I sat down, feeling welcome and comfortable. I greeted a few people sitting around me and opened the bulletin to see what the message would be that day. The rapture. Oh, my. The rapture. The preacher had alluded to his belief in it before, and I was OK with that. I talked myself into staying to hear the entire sermon to see exactly what he would say, hoping that he would mention how it is one of several theories about Jesus’s return, but he never mentioned that. I tried to stay in my seat. I tried to put it in a right perspective. But eventually I had to leave.

I met with the pastor a couple of weeks after and asked him why he believes this theory to be biblically sound. I wanted him to give me answers that convinced me he had spent time in an objective study of the theory. His answers sounded practiced and “robotic.” They left me with more questions. He never asked me why I had reached my conclusion. I didn’t come to the meeting with the goal of changing his mind, but I had hoped he would listen to a few of my thoughts and help me understand how trained preachers explain away the doctrinal contradictions the theory produces. How we as Christians can accept what is being done around the world as a result of this theory. He seemed unsettled as I tried to talk about some objections I had. He assured me there were many in the church that don’t believe and that we are still welcome. He then moved on to his next topic. I lost my confidence in him that day.

We are supposed to be able to trust that our pastors are speaking Truth from the pulpit. We must be able to trust they interpret scripture wisely and correctly. The pre-millennial rapture theory is just that – a theory. It is divisive and not a foundational truth. There are many Christians who do not believe in it. Discuss it in small groups where questions can be asked and objections raised. But don’t preach it. It undermines a preacher’s credibility with those of us who do not believe it.

In my conversation with this preacher, I hoped he would ask me what my greatest objections were. He didn’t ask. And as I sat and listened to his monologue and thought about it in the following days, I realized I no longer felt I could fully trust his interpretation of scripture. What other scripture that I don’t fully understand is he twisting or taking out of context? The only good that came out of that experience is that I research any sermon or teaching that doesn’t ring true. Unfortunately, most Christians don’t take the time to do this.

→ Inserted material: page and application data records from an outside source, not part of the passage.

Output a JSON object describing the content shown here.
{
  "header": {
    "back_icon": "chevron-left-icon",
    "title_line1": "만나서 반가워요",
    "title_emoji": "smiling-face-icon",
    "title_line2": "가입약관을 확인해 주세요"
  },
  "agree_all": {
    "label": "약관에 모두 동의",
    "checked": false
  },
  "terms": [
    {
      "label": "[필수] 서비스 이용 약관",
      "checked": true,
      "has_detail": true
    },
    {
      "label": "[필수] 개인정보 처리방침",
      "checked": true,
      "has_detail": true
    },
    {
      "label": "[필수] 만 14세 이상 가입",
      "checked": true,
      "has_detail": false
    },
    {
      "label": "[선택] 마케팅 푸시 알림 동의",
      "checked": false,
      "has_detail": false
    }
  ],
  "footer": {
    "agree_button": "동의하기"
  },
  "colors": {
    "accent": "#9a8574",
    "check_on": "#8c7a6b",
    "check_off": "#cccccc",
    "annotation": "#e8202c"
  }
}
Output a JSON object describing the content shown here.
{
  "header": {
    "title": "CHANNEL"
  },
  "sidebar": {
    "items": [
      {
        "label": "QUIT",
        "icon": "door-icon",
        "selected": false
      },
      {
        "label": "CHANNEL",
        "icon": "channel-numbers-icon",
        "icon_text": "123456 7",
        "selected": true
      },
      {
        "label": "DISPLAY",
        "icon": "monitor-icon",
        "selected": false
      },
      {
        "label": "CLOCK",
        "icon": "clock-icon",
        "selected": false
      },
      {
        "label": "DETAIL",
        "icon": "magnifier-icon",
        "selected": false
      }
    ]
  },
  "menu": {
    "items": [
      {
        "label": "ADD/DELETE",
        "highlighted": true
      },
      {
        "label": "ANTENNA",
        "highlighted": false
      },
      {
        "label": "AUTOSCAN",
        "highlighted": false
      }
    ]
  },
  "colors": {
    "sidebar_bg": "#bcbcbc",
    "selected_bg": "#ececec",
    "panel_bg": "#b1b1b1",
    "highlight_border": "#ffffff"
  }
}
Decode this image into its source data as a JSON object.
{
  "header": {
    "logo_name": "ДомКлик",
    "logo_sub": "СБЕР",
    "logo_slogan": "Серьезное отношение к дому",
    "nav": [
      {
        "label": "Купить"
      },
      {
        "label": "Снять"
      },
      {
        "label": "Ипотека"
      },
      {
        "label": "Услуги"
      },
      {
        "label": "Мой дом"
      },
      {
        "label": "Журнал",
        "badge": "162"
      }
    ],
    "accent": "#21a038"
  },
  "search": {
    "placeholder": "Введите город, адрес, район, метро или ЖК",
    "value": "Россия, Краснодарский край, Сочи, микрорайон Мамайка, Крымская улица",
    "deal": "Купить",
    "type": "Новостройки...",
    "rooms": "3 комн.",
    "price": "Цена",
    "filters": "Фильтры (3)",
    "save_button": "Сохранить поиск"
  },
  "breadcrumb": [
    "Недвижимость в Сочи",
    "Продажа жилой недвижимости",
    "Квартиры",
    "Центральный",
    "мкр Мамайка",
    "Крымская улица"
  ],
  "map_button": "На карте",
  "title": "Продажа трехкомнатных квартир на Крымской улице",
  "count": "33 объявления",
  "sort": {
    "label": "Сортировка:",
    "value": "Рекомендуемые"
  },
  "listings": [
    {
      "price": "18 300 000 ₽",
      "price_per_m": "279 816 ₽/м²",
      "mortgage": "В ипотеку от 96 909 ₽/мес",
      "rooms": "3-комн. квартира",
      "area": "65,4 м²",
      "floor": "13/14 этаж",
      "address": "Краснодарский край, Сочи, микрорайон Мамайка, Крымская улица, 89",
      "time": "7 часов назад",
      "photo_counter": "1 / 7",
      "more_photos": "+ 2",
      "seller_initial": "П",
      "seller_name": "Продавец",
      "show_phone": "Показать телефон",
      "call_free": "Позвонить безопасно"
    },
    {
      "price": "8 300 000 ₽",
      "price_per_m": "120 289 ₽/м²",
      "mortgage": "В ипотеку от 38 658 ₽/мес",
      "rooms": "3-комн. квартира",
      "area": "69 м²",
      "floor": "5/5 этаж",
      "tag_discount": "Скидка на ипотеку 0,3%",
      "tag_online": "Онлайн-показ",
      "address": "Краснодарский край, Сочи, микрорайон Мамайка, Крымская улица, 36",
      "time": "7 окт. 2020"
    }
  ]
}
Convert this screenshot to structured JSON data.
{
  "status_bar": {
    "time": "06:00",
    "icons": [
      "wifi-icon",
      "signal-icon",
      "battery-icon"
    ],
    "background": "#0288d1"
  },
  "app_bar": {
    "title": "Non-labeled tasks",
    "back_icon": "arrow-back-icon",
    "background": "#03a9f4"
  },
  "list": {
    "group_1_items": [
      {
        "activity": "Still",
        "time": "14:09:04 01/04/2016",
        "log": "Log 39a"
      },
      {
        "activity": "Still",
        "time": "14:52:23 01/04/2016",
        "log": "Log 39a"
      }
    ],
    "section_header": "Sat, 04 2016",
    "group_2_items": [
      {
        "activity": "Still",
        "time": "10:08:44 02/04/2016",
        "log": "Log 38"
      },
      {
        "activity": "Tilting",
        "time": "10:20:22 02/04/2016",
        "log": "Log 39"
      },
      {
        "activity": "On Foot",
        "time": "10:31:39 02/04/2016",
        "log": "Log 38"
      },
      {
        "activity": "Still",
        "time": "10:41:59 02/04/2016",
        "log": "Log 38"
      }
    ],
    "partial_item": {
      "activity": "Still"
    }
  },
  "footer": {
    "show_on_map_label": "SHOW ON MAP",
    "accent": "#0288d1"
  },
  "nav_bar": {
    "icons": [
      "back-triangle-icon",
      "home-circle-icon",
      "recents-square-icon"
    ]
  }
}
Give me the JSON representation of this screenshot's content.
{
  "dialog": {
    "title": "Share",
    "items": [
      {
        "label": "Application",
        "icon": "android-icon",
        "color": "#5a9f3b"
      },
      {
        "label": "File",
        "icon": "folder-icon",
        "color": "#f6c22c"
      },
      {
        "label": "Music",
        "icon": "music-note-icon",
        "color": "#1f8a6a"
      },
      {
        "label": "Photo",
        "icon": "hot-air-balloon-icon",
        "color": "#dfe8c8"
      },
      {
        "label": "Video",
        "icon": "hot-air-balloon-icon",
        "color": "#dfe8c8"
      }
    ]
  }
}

Those of us who do not believe this theory can explain why we do not believe it: the theory is worldly-focused; it does not acknowledge the Old Testament nation of Israel as a type pointing to the New Testament Church; it ignores the progressiveness of God’s revelation; instead of Jesus, the nation of Israel becomes the theme of the Old Testament; it renders many New Testament authors’ teachings meaningless, including Paul’s; it requires that God has 2 plans of salvation because He has created 2 separate groups of people. One of the most frustrating issues is the claim that believers must always apply a literal meaning to the Bible, when we clearly cannot (for example, we cannot literally interpret Jesus as bread or water). The theory also collapses when reading the book of Revelation where Old Testament symbolism is used. In order for the pre-millennial rapture theory to work, we must switch to a literal meaning of words in the verses used to support the theory (for example, the number 1,000).  Symbolic interpretation is fine elsewhere. There are other reasons. Just ask us. We welcome the chance to discuss it.

Preachers seem hesitant to preach on the power of the Holy Spirit yet think nothing of preaching the pre-millennial rapture of the church. I believe it is having more of a negative impact on the church than many leaders understand. I have no problem with engaging members in a format where an open discussion can happen, but, please, don’t preach it from the pulpit!